Cancer cells develop in the oral cavity, pharynx, larynx, paranasal sinuses and nasal cavity, and salivary glands.
Some risk factors for head and neck cancer include:
Tobacco: Smoking and other tobacco products can significantly increase the risk of developing cancers in the head and neck. This includes marijuana use.
Alcohol: Frequent and heavy use of alcohol has been linked to the disease. The combined use of alcohol and tobacco further increases the risk.
Age: Chances of being diagnosed with head or neck cancer increase, being more common in those aged 40 and older.
Family history: Some inherited genetic syndromes can increase a person’s risk.
A weakened immune system can increase a person’s risk.
The Epstein Barr Virus and the Human Papilloma Virus are also risk factors for some types of head and neck cancer.
Poor oral hygiene and dental health may also increase one’s risk.
Gender: Both men and women can be diagnosed with head or neck cancer, but men have double the risk of developing this disease.
Poor Nutrition: Diets that don’t include enough vitamins A and B can raise a person’s risk.
Exposure: Certain workplace exposures, chemical or radioactive elements, particularly those that can be breathed in, put a person at greater risk, especially for nasal or paranasal sinus cavity cancer. Prolonged sun exposure to unprotected skin is also a risk factor.
Signs & Symptoms
They are different for each patient. It’s important to discuss any questions or concerns you may have with your physician.
The most common symptoms are swelling and sores that don’t heal
Lumps or masses in the head and neck area(s). Some can cause pain, but not all do
Sore throat that doesn’t go away
Persistent red or white patches in the mouth
Voice changes or hoarseness
Painful chewing or swallowing
Jaw pain, or pain when moving the tongue

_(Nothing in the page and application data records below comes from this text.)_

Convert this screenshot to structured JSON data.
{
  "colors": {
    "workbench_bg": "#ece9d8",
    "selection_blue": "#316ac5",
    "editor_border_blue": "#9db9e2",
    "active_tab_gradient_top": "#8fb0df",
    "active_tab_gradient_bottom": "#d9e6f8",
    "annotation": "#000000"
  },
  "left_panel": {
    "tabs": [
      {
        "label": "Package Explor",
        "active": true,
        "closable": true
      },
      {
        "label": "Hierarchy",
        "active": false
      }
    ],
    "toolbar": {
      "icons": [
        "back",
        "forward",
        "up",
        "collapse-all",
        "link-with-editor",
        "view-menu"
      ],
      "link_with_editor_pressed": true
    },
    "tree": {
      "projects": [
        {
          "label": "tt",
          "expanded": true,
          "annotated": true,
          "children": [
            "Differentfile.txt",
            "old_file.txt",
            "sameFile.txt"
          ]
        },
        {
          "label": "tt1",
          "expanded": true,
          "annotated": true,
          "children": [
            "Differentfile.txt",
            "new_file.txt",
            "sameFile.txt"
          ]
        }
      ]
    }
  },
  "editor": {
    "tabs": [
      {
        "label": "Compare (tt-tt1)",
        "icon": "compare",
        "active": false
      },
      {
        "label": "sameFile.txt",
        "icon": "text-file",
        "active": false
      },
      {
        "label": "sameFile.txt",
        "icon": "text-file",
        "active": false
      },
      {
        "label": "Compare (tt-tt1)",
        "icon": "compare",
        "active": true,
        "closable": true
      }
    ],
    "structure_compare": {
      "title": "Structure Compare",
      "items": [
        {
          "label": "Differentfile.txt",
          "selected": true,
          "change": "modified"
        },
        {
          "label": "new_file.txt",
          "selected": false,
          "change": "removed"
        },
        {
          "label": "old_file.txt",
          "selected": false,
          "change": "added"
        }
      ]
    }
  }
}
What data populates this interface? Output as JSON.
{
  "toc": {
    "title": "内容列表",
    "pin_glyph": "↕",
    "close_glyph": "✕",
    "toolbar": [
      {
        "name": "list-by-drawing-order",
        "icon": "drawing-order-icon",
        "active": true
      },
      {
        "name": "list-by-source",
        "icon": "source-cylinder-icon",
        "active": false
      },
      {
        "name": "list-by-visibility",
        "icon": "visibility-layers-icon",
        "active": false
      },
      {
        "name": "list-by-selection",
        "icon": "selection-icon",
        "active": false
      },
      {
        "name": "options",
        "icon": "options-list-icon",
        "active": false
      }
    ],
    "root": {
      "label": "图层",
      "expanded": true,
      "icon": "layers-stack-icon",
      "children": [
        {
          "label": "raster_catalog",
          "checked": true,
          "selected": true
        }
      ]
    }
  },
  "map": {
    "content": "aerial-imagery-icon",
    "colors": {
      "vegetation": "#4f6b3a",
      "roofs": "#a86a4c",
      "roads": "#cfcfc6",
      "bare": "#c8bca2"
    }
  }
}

Unusual blood in the saliva or mucus that drains into the mouth.
Ear pain or ear infections
Loose teeth or dentures that don’t fit any longer
Screening & Diagnostic Testing
A complete physical exam and medical history should be made. The exam will check for any unusual physical signs. A complete medical history is also important to fully understand a person’s health habits, family history, previous illnesses, and past exposure.
Having your dentist perform regular dental checkups is also a very important screening for head and neck cancer.
Additional testing may include:
Indirect pharyngoscopy and laryngoscopy
Direct (flexible) pharyngoscopy and laryngoscopy
Panendoscopy (includes laryngoscopy, esophagoscopy, and (at times) bronchoscopy
Imaging: X-Ray, CT, MRI, PET-CT
Blood tests (not used to diagnose cancer, but to diagnose overall health, or to determine if cancer has spread to the liver or bones.)